Nothing in the proposal by Rep. Eddie Farnsworth, R-Gilbert, alters the process that allows individuals to seek protection from creditors. Those are set in federal law.
But that same federal law allows each state to decide what those declaring bankruptcy can keep. And Farnsworth said that list for Arizona is long overdue for an overhaul.
The big problem, he said, is that it is far too specific.
Consider: The Arizona law allows debtors to keep one kitchen table and one dining room table with four chairs each. They can keep additional chairs if there are more than four in the house.
The list of permissible items also includes three living room lamps, one radio alarm clock, one vacuum cleaner and a choice of one television set, radio or stereo.
And the total value of all that cannot exceed $4,000.
HB 2325 would keep that $4,000 limit for household items. But it strikes the specifics of what can be included to give those in bankruptcy some individual choices in deciding what's important to them.
"One person may have a hutch from their great grandmother that they want,'' Farnsworth explained.
"Somebody else may have a clock that's important, or two clocks that are family heirlooms,'' he continued. "This just gives them flexibility within the already established cap on exempted property.''
Another section of existing law gets into other kinds of items that are off-limits to creditors.
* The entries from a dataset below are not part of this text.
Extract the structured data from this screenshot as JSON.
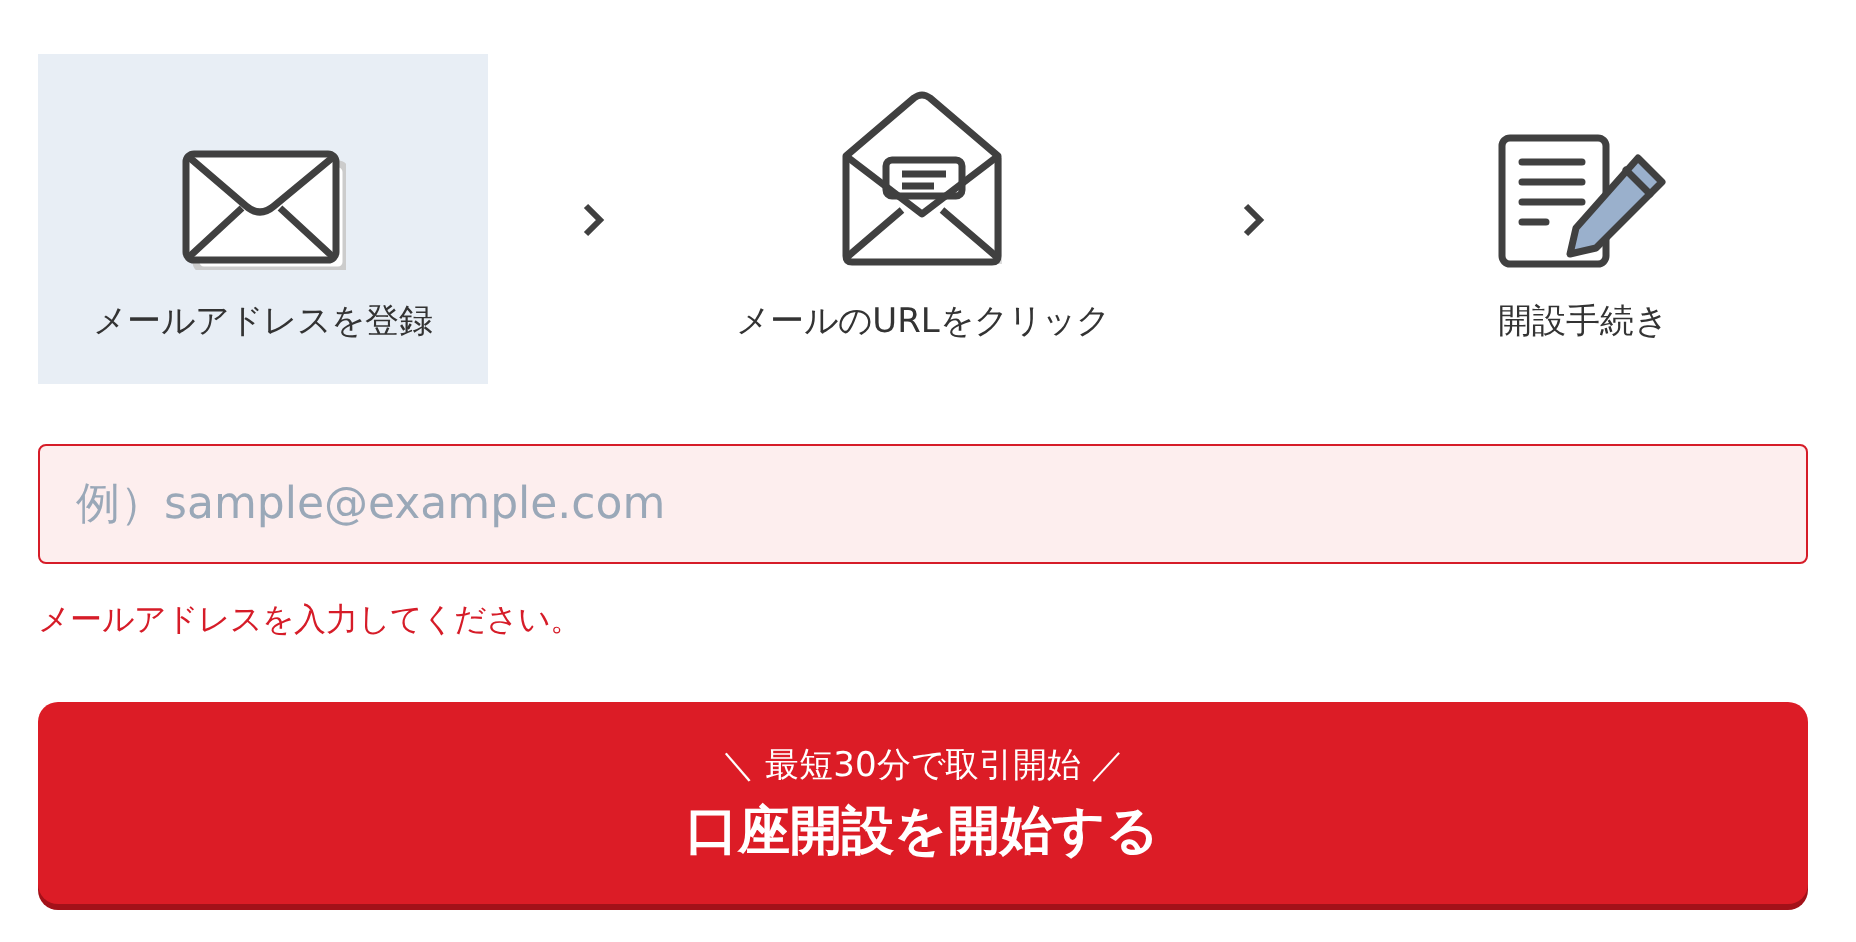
{
  "steps": [
    {
      "label": "メールアドレスを登録",
      "kind": "envelope",
      "selected": true
    },
    {
      "label": "メールのURLをクリック",
      "kind": "open-envelope",
      "selected": false
    },
    {
      "label": "開設手続き",
      "kind": "document",
      "selected": false
    }
  ],
  "email_field": {
    "placeholder": "例）sample@example.com",
    "invalid": true
  },
  "error_message": "メールアドレスを入力してください。",
  "submit_button": {
    "caption": "＼ 最短30分で取引開始 ／",
    "label": "口座開設を開始する"
  }
}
Individuals can keep all their musical instruments -- but only up to a fair market value of $200. Farnsworth's legislation would double that figure.
Ditto for an allowance for all engagement and wedding rings, with the new cap on their total value proposed to go to $2,000.
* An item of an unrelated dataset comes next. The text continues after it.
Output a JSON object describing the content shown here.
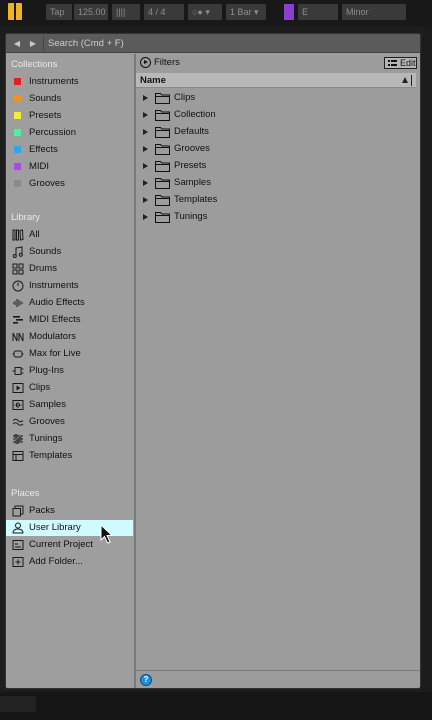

The law even deals with domestic pets, horses, milk cows and poultry. These now can be shielded from bankruptcy if they're worth no more than $500; Farnsworth's legislation moves that figure to $800.
And an individual would be able to have up to $6,000 equity in a motor vehicle, up by $1,000, and $300 in a bank account, double the current limit.
Finally, Farnsworth wants to bring Arizona's law into the 21st century -- or at least the late 20th century.
As the statute now exists, individuals can keep one typewriter, one bicycle, one sewing machine, a family Bible, a lot in any burial ground and one shotgun, rifle or pistol, though there is an aggregate limit on value of $500. HB 2325 would not only update that total figure to $1,000 but add one other thing to that list: a computer.
And that may not be the last word.
Farnsworth acknowledged that there is another piece of technology which has become indispensible for many -- and is a tool they may need to seek and keep a job: a cell phone. He said the legislation could be altered as it goes through the hearing process.
Another update being proposed to the law relates to the idea of being employed.
The law already exempts tools, equipment, instruments and books used in a debtor's business, up to a value of $2,500. Farnsworth not only seeks to double that figure, but he wants that exemption to include something else that might have value: telephone numbers or client contact information.
Not everything in the list of what debtors can keep has a dollar value attached. Someone seeking protection from creditors also can keep a professionally prescribed artificial limb or a wheelchair.